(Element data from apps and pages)
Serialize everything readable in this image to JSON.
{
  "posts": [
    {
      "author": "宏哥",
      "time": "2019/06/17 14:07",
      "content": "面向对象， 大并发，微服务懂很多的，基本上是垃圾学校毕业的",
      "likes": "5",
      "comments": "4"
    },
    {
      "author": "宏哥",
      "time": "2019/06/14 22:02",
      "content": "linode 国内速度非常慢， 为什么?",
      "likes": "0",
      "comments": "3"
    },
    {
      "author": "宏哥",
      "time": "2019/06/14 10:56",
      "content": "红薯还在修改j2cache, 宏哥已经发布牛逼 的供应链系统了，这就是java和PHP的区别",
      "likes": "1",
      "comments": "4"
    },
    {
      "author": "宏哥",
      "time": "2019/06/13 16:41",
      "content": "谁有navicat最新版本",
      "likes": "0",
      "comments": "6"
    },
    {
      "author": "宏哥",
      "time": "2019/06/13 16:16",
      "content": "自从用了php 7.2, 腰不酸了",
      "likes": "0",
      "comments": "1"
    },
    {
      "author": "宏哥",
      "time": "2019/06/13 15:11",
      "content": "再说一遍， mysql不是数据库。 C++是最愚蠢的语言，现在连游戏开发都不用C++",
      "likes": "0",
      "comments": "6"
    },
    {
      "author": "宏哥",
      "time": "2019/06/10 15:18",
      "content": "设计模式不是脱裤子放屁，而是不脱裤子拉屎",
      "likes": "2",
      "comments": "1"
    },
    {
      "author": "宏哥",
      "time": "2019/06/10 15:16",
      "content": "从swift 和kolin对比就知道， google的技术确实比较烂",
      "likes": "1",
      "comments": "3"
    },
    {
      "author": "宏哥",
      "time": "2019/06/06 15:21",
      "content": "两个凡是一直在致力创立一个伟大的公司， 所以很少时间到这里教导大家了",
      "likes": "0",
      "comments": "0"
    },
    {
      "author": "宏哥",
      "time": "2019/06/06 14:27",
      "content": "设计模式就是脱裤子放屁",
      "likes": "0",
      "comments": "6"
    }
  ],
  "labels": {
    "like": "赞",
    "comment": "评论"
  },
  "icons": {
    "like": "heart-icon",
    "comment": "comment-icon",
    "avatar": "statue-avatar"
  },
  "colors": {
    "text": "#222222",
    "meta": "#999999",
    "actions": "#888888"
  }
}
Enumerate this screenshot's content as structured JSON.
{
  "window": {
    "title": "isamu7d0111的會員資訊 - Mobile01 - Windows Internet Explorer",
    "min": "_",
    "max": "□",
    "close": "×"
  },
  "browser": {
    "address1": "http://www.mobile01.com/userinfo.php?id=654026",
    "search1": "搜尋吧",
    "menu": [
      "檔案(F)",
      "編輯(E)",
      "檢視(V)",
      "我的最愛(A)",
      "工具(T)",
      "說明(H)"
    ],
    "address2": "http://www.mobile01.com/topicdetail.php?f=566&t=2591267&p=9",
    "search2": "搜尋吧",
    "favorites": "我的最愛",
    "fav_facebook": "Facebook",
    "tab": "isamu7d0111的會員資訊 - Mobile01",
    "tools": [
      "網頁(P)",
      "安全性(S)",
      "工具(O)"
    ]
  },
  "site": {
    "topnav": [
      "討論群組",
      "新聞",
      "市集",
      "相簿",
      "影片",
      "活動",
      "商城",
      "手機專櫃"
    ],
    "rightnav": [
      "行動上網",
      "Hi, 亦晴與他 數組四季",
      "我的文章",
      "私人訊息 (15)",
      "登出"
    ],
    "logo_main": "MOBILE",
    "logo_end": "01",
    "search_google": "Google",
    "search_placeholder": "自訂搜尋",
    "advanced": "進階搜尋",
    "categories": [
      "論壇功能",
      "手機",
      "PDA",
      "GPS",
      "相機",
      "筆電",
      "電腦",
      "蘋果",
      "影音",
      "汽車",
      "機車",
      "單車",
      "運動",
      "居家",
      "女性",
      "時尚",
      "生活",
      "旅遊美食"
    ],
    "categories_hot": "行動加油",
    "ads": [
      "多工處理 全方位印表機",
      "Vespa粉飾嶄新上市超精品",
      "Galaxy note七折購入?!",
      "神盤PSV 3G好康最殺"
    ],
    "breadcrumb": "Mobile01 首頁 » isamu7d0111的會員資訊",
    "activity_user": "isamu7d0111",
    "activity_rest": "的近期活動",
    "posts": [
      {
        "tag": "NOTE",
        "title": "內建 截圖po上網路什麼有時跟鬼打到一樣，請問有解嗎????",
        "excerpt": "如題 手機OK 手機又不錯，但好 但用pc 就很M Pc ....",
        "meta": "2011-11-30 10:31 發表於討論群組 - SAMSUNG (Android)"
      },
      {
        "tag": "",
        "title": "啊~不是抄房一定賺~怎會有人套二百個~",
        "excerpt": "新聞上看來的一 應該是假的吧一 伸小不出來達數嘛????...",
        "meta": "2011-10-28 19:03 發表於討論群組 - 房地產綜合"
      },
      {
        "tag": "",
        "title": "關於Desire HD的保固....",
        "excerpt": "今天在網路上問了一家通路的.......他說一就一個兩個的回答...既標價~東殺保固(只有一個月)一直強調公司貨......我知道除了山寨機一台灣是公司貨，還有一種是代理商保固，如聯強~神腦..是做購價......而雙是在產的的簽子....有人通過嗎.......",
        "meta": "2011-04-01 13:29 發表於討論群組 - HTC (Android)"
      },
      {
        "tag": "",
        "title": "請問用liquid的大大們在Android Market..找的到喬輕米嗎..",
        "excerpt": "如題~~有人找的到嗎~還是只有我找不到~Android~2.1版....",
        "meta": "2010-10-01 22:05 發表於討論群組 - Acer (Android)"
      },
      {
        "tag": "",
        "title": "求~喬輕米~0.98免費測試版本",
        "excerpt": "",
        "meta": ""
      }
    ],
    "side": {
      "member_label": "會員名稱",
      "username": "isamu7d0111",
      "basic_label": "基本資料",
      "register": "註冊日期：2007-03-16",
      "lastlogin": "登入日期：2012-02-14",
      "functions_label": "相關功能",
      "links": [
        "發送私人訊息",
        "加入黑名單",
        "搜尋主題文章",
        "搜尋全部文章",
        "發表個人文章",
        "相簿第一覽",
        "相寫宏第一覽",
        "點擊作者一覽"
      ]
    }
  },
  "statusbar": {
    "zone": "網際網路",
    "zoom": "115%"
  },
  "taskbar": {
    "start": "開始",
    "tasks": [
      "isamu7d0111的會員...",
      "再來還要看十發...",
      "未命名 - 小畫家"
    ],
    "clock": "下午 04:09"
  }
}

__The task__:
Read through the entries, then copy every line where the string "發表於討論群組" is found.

__Result__:
        "meta": "2011-11-30 10:31 發表於討論群組 - SAMSUNG (Android)"
        "meta": "2011-10-28 19:03 發表於討論群組 - 房地產綜合"
        "meta": "2011-04-01 13:29 發表於討論群組 - HTC (Android)"
        "meta": "2010-10-01 22:05 發表於討論群組 - Acer (Android)"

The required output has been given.